Darryl Shaw and Sanjay S. Rajput teamed up to interview Eduardo Sanchez, director of The Blair Witch Project and Lovely Molly, which premieres Wednesday, September 14 at Midnight Madness!
1) With The Blair Witch Project's mainstream success you brought the found footage style of filmmaking to a new generation of filmmakers--with great successors in Paranormal Activity, Troll Hunter, REC and Home Movie--how was your transition into the more traditional filmmaking style, and do you find that you are given more flexibility because of your proven ability to innovate in the medium?
I think people were surprised that I could just make a normal film. I remember studio people asking Dan Myrick, my partner in crime on BW, and me if we knew what a real script looked like! I honestly think it gave me less flexibility. People were wondering what was going to come out of us as my second film. When it wasn't the game-changer that BW ended up being, I think there was definitely a certain amount of disappointment.
BW was born out of necessity. Dan and I needed to convince people that what they were watching was real so the style just evolved from that basic directive. We were pretty happy when films using that technique started breaking through. I'm a big fan of most of them.
Yeah, I feel strongly about that one!
2) What makes Lovely Molly stand out from previous haunted house or possession films?
I think the unique thing about Lovely Molly is how it rides the line between the supernatural and the psychological journey that Molly takes. My plan was to do an exorcist film without the exorcist, without that clear diagnosis. What the hell happens to the people around the person when they start acting crazy? When they can't see the shit that the afflicted person sees or hears? That to me is the creepiest part of Lovely Molly.

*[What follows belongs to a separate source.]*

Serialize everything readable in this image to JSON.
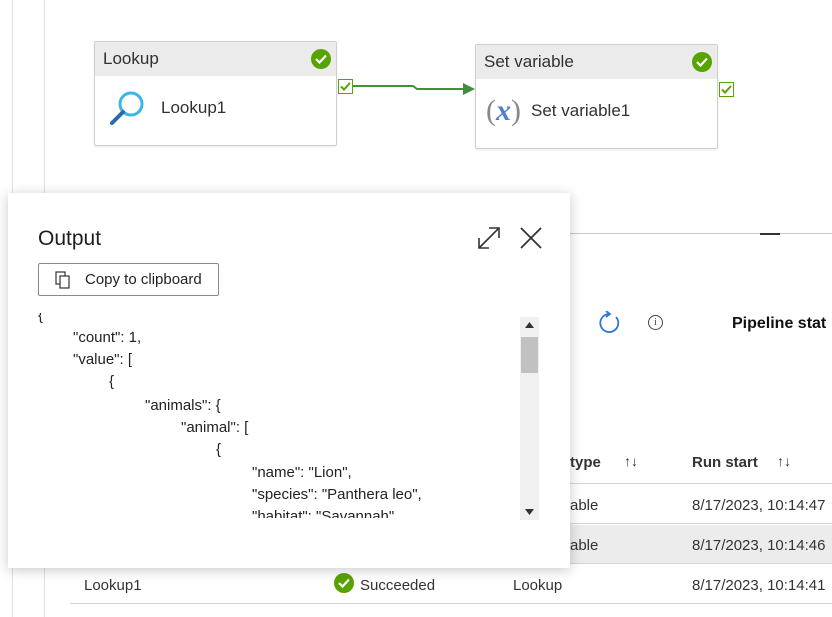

3) What draws you to the supernatural? Did you have any paranormal experiences you'd be comfortable in sharing?
Never had any kind of paranormal experiences, besides waking up from a horrible nightmare and thinking Satan was in my room. But that was just the fear taking me over. I think. I'm attracted to it because it allows us filmmakers and writers to explore really dark human issues and package them in a more palatable form--a horror movie.

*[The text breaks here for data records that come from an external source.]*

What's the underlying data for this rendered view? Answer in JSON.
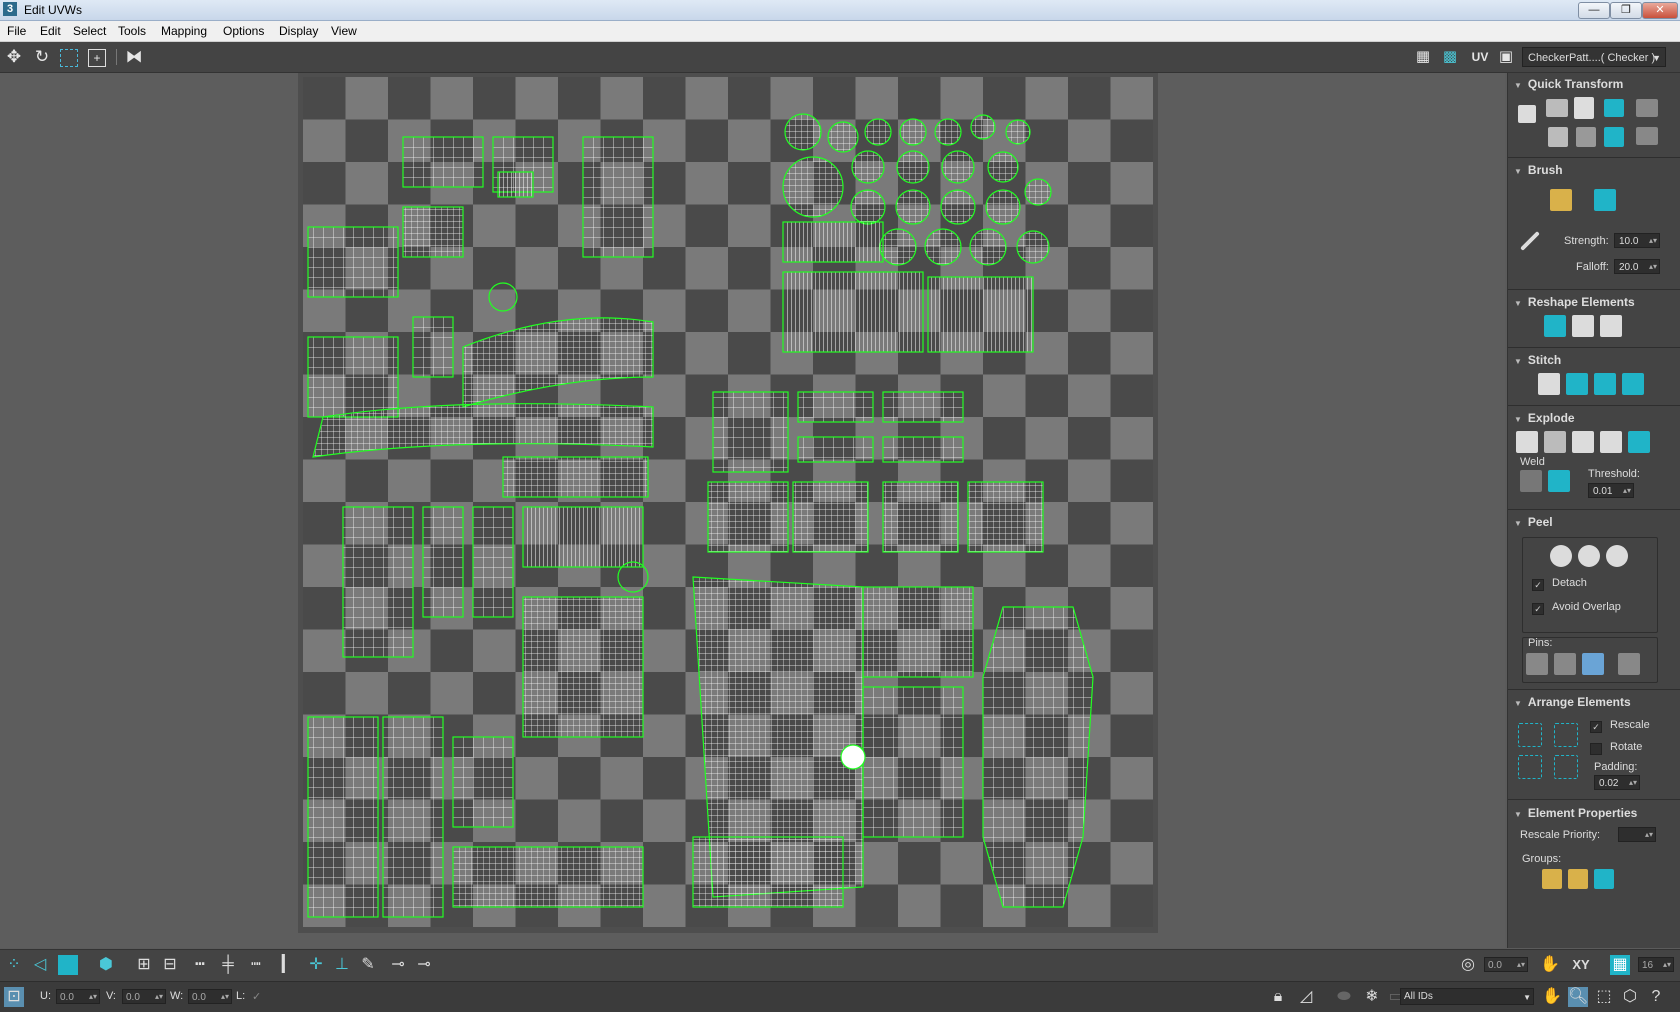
{
  "window": {
    "title": "Edit UVWs",
    "app_icon": "3",
    "controls": [
      "—",
      "❐",
      "✕"
    ]
  },
  "menu": [
    "File",
    "Edit",
    "Select",
    "Tools",
    "Mapping",
    "Options",
    "Display",
    "View"
  ],
  "toolbar": {
    "left_icons": [
      "move-icon",
      "rotate-icon",
      "scale-icon",
      "freeform-icon",
      "mirror-icon"
    ],
    "uv_label": "UV",
    "checker_select": "CheckerPatt....( Checker )"
  },
  "panel": {
    "quick_transform": {
      "title": "Quick Transform"
    },
    "brush": {
      "title": "Brush",
      "strength_label": "Strength:",
      "strength_value": "10.0",
      "falloff_label": "Falloff:",
      "falloff_value": "20.0"
    },
    "reshape": {
      "title": "Reshape Elements"
    },
    "stitch": {
      "title": "Stitch"
    },
    "explode": {
      "title": "Explode",
      "weld_label": "Weld",
      "threshold_label": "Threshold:",
      "threshold_value": "0.01"
    },
    "peel": {
      "title": "Peel",
      "detach_label": "Detach",
      "avoid_overlap_label": "Avoid Overlap",
      "pins_label": "Pins:",
      "detach_checked": true,
      "avoid_overlap_checked": true
    },
    "arrange": {
      "title": "Arrange Elements",
      "rescale_label": "Rescale",
      "rotate_label": "Rotate",
      "padding_label": "Padding:",
      "padding_value": "0.02",
      "rescale_checked": true,
      "rotate_checked": false
    },
    "element_props": {
      "title": "Element Properties",
      "rescale_priority_label": "Rescale Priority:",
      "groups_label": "Groups:"
    }
  },
  "bottom": {
    "angle_value": "0.0",
    "xy_label": "XY",
    "grid_value": "16",
    "u_label": "U:",
    "u_value": "0.0",
    "v_label": "V:",
    "v_value": "0.0",
    "w_label": "W:",
    "w_value": "0.0",
    "l_label": "L:",
    "ids_select": "All IDs"
  },
  "colors": {
    "uv_edge": "#22ff22",
    "uv_line": "#ffffff",
    "checker_dark": "#4a4a4a",
    "checker_light": "#7a7a7a",
    "accent": "#20b4c8"
  }
}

4) What scares you?
EVERYTHING. I'm a real chicken shit. My mother was really protective of me and used the age-old technique of the boogey man (but the Cuban version) to sometimes scare me into submission. Sounds a lot worse than it was (she was a damn good mom), but she definitely cultivated this idea of something being out there, beyond my window, behind the trees--in the darkness. So I scare myself even in my own house. Always think that something's going to pop out at me or look through a window.
Creeping myself out now.
5) You shot this film in Maryland, any chance you'll come back and for the Zombie Apocalypse 5k race on October 22 (runforyourlives.com)?
I'm in horrible shape, but I'd love to get in shape and be there next year! Could happen.
6) Half of your films have been shot in Maryland, is it really that scary over there?
There is a ton of history here. I'm right in the middle of a lot of Civil War battlefields so there's a massive amount of violent death that occurred all around me. I guess I tap into that sometimes because my best ideas come to me while driving down the isolated country roads around my home. I pop in my ipod (SCARY playlist) and let my mind wander.
The house where we shot Lovely Molly is a prime example of the kind of location gem that can be found in this area. Two hundred years old, in the middle of nowhere on over 200 acres, the house seeped a certain creepiness that I think found itself onto the film. At least it affected me as the director. A lot of crew and even Gretchen (Molly) stayed there alone at night.
LOVELY MOLLY screening times:
Wed., Sept. 14th, 11:59PM, RYERSON
Thurs., Sept. 15th, 5:15PM, AMC 2
Sat., Sept. 17th, 4:00PM, SCOTIABANK THEATRE 4